Count how many lines in the entries below hold the string "text", and respond with that number only.

──────

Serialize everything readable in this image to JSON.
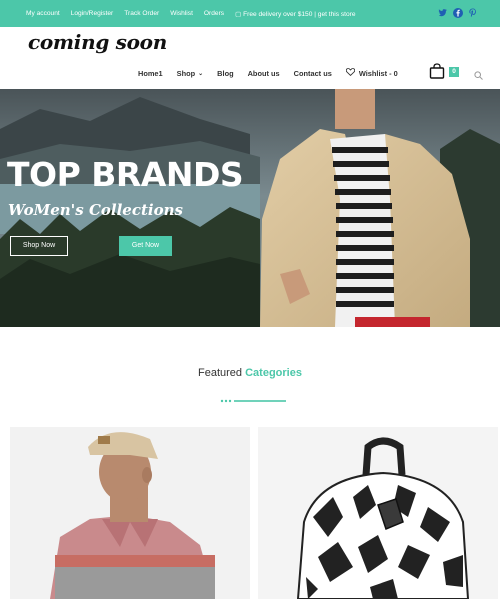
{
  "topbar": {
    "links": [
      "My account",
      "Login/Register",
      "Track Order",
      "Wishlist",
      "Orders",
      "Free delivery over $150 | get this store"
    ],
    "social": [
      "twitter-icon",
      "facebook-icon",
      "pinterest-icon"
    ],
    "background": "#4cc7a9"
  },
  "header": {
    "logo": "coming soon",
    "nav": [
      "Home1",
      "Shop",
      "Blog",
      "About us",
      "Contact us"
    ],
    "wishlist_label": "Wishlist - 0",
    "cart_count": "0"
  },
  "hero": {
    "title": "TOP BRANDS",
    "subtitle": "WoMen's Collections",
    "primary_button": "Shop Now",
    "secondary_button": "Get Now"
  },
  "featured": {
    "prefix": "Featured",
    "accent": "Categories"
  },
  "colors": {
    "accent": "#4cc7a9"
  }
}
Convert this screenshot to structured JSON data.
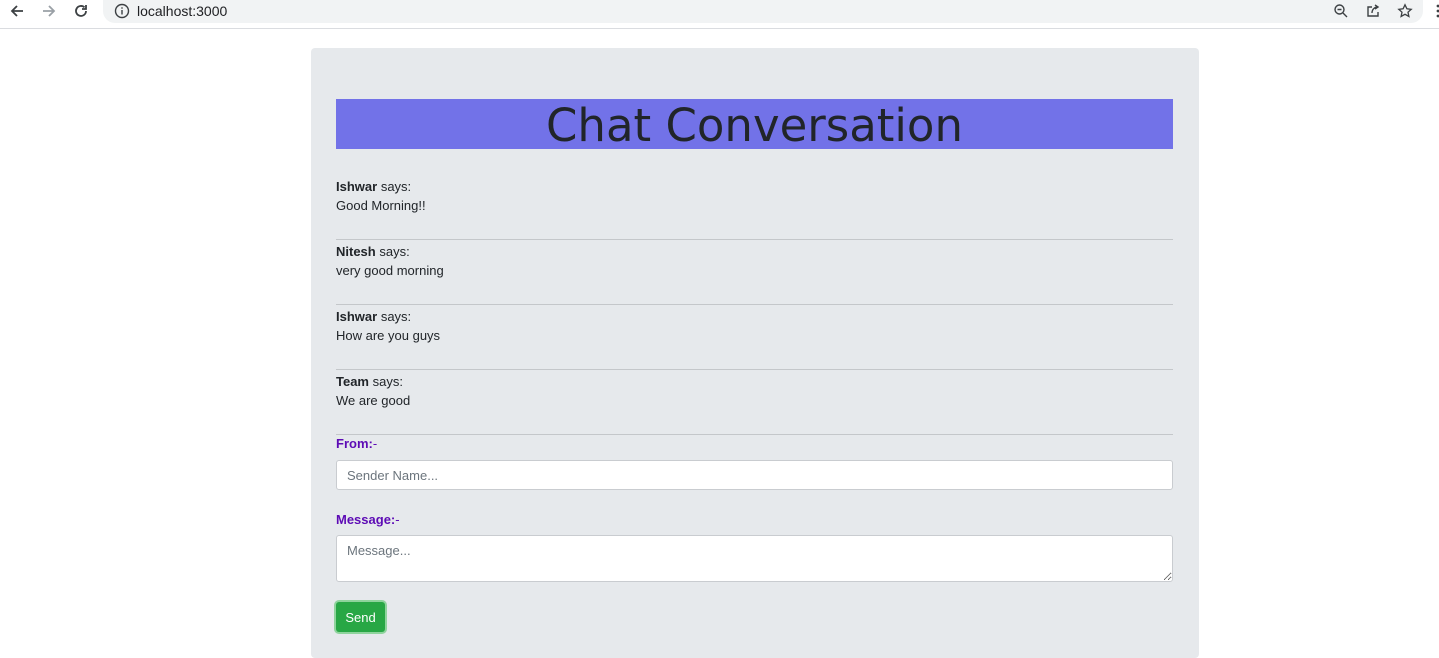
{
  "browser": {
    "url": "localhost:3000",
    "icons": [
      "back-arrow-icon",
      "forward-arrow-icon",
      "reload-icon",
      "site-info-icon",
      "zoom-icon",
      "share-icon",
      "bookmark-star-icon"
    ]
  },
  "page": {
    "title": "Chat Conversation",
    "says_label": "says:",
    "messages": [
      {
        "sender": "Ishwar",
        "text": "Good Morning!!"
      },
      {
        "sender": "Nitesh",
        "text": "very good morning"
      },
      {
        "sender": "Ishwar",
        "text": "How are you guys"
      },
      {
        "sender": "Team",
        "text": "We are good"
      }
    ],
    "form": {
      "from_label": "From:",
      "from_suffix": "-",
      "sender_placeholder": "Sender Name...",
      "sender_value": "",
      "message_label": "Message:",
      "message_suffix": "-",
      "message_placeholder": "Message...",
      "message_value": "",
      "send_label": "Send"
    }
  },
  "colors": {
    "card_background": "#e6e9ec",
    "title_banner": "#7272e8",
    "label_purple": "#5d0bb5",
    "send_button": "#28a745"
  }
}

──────

Written response:
4